I take pride to be a real Sherubtsian and am highly indebted to none other than Late Father William Mackey who created a golden opportunity of my learning in the apex institute and for shaping my life’s career with good education and making me into “what I am today”. All my heartfelt gratitude and thanks goes out to Fr.Mackey to whom I pay my wholehearted Tribute.



The 12 long years of my stay in Sherubtse, Kanglung was worth the ‘Lifespan’ spent indeed for it gave me wholesome ‘Education’ and ‘Experience’ that is indispensable in one’s life. I also take pride in becoming a Pioneer Graduate from Sherubtse College as I was one among the group to become the first graduate from only degree college that Bhutan could boast in those days.

               

Sunday, September 8, 2013

Reflections on Life and Impermanence

Photo Courtesy: Kuensel

As I watched the glimpses of funeral pyre of 11 soldiers being broadcast by BBS in its news hour at 7 pm yesterday evening, I was overcome by sheer emotions and grief which gave rise to series of random thoughts and questions to myself. The same must have been felt by every one of the viewers, if not all.

Ø  Was it destined that all Eleven (11) of them will breathe their last breadth at the Same Time’, on the Same Day’ and at the Same Spot’ at Anakha, Haa on 2nd Sept, 2013?

Ø  Was even their ‘Karma’ same for all of them?

Ø  Would all of the deceased have ever expected that they would face such a most ‘Tragic, Accidental and Untimely’ death such as Anakha incident despite the knowledge that all of us are bound to die one day?

Most of the deceased must have been so young with full of vigour and plenty of life’s aspirations in store for them. Few may have been recently married with their beloved ones while few others might have just been gifted with beloved kids and wife – a family life that was to be still explored and experienced.
Photo courtesy - Kuensel 


The most ironical and saddest part is that the Anakha incident has not only cut short the lifespan of all the deceased but have also been denied of all the opportunities that life had in store for them. What a pity indeed!

Nevertheless, as the country and its people have offered a most befitting gun salute and a solemn respect (as per army’s rule) to all the deceased at the funeral, let us all pray that their souls rest in peace and be reborn as human beings again in Bhutan only. Let us also pray and wish that the bereaved families gain inner strength and courage to continue their living. 

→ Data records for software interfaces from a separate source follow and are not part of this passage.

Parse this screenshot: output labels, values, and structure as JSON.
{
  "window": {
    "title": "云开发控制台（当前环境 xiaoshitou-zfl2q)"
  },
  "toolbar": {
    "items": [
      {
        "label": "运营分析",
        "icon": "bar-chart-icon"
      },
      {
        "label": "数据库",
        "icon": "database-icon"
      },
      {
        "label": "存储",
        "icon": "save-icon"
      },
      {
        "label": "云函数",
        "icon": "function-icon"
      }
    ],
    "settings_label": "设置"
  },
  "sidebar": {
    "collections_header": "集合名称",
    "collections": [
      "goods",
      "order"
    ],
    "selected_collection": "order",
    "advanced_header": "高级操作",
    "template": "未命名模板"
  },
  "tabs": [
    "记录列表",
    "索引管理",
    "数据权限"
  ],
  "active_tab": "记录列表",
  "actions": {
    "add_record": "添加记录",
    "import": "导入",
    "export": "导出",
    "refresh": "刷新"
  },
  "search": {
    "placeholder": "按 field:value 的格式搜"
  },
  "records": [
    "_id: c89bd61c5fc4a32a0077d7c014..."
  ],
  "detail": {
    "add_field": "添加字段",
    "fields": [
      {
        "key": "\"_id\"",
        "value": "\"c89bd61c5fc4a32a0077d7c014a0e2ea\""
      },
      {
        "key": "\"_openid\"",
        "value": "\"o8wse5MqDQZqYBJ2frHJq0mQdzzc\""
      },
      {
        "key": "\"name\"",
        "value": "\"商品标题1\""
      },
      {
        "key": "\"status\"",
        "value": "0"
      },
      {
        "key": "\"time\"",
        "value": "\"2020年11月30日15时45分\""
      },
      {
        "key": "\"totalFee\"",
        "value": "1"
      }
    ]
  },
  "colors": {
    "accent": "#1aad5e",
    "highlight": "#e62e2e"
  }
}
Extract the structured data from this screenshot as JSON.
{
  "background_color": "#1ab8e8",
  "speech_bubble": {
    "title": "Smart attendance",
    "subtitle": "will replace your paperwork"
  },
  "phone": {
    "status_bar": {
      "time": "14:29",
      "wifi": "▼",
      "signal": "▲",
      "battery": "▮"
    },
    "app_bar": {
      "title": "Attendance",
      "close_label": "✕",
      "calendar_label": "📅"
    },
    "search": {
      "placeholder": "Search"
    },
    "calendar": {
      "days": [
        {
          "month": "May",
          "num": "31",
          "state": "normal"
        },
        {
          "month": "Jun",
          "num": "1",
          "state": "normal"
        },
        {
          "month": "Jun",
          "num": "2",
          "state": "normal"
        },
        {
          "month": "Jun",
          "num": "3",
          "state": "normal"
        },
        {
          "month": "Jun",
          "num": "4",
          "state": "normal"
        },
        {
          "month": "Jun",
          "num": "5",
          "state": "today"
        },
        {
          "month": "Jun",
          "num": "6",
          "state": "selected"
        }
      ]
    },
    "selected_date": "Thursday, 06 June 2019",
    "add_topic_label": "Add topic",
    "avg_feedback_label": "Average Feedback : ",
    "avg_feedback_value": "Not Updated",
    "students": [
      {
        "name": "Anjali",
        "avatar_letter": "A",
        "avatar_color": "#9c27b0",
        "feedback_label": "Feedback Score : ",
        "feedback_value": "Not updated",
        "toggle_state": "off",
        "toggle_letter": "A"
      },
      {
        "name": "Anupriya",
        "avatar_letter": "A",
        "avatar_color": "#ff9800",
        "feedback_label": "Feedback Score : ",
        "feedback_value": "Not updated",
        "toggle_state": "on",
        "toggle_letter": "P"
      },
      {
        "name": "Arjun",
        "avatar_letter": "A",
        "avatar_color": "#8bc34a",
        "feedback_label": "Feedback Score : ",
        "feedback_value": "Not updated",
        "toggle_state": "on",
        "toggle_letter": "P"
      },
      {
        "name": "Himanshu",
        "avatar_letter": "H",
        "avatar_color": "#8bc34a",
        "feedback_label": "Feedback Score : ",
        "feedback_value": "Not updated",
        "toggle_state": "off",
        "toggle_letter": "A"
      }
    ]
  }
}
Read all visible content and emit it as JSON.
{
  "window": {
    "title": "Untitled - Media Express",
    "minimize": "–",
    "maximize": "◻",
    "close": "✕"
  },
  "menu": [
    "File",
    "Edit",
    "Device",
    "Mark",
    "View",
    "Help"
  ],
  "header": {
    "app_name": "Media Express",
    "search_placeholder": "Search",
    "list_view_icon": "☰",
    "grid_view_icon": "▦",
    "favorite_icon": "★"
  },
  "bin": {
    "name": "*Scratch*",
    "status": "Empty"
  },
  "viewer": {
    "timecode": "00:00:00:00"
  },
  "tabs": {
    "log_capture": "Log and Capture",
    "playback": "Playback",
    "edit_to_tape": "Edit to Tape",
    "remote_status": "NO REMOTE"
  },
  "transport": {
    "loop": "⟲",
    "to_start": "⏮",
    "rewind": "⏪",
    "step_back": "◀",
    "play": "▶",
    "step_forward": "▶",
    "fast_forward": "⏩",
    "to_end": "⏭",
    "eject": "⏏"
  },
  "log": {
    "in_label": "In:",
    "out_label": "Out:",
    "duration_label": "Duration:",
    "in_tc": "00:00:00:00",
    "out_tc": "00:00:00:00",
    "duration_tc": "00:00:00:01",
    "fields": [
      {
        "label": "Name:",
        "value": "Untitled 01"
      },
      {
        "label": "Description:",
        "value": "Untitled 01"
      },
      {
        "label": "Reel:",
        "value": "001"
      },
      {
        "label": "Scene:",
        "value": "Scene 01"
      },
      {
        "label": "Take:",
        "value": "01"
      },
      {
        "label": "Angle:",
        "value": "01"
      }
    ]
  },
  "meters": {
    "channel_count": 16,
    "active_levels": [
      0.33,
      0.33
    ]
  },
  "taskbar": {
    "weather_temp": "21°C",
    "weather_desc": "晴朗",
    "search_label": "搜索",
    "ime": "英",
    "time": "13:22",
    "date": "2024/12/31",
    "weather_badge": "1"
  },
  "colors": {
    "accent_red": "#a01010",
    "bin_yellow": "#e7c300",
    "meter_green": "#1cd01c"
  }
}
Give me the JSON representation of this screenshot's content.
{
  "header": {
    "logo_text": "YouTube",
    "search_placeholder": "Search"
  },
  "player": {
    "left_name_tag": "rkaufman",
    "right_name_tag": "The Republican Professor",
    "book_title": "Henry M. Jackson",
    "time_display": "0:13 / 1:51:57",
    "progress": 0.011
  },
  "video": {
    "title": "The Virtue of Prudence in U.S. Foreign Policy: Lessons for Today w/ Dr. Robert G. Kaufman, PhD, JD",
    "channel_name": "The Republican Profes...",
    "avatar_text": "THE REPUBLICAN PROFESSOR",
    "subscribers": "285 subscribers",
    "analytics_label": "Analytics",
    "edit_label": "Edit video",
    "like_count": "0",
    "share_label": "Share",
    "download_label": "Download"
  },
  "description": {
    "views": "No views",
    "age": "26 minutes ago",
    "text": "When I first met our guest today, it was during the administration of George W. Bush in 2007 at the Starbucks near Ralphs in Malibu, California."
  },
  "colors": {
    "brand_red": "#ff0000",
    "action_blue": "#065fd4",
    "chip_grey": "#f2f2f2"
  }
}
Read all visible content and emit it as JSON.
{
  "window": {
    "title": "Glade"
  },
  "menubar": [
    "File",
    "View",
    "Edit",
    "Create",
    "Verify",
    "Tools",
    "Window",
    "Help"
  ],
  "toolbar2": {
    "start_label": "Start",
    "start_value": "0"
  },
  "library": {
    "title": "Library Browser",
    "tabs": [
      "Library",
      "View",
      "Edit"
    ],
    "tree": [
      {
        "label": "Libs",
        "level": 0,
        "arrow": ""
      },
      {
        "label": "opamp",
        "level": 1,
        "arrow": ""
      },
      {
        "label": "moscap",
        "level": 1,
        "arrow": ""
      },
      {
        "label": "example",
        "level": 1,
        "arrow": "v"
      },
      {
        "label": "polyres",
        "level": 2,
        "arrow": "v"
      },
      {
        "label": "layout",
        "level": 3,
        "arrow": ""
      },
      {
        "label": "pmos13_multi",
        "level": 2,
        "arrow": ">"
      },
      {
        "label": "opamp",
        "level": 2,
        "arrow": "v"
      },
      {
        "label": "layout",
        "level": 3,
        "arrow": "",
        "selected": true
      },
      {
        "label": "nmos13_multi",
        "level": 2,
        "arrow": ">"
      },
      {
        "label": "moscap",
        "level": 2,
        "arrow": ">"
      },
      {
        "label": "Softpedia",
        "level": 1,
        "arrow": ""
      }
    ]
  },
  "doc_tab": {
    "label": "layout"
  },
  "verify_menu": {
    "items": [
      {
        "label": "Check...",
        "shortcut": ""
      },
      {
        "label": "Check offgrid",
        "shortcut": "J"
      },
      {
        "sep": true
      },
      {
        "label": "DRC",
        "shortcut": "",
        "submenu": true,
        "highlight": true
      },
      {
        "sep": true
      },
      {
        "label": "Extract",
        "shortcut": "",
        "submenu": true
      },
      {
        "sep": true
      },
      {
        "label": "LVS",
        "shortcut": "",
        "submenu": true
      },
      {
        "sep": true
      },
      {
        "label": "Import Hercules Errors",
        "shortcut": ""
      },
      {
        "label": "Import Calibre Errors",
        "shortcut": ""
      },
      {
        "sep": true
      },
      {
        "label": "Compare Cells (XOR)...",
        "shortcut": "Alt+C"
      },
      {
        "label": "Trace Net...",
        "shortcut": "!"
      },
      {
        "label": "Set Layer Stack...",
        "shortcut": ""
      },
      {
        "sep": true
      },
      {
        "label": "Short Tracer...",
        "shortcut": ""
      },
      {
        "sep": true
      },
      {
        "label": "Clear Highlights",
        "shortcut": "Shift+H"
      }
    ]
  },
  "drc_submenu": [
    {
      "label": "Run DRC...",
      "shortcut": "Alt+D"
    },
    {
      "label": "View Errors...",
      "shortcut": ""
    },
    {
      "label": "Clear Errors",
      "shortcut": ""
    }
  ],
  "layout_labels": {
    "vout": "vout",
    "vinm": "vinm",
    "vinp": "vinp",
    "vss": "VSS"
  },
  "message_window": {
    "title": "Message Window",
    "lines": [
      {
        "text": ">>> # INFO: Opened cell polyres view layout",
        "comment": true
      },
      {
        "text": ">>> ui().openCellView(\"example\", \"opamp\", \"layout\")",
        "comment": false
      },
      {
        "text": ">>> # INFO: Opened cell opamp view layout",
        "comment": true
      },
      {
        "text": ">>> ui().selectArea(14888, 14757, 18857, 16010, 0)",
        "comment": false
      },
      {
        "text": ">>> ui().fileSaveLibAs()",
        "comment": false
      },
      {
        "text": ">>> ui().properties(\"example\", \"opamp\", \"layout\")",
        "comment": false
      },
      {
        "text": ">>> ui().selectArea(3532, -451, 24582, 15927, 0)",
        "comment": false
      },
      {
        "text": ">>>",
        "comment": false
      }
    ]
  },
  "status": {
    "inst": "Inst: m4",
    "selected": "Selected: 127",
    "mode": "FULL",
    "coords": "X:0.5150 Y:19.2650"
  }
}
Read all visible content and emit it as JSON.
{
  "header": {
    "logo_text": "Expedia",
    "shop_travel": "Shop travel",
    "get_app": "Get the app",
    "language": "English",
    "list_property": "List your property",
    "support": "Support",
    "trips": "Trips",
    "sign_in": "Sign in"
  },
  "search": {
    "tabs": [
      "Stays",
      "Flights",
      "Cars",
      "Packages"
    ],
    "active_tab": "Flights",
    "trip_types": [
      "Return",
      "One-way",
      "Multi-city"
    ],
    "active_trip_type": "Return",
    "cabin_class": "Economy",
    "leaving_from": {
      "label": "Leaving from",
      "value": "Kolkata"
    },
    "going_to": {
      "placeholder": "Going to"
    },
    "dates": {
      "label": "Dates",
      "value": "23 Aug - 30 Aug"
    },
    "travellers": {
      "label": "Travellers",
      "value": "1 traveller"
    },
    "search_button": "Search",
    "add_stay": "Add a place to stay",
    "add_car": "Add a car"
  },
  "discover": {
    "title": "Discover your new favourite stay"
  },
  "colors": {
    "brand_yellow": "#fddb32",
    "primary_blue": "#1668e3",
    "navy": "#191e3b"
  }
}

To conclude, the abrupt end to the lives of 11 soldiers such as Anakha is enough signal to remind all of us to reflect on life and its impermanence - we all know life is not only short but even its existence is impermanent. 

So when it is crystal clear that none of us can escape the death trap, the only thing we can do while we are alive is dedicate ourselves to true Buddhism and its practices. This is the only sacred thing that will be of immense help in life after death.

So friends why don’t we begin practicing Buddhism (“Choe”) today when we are alive since tomorrow is totally uncertain.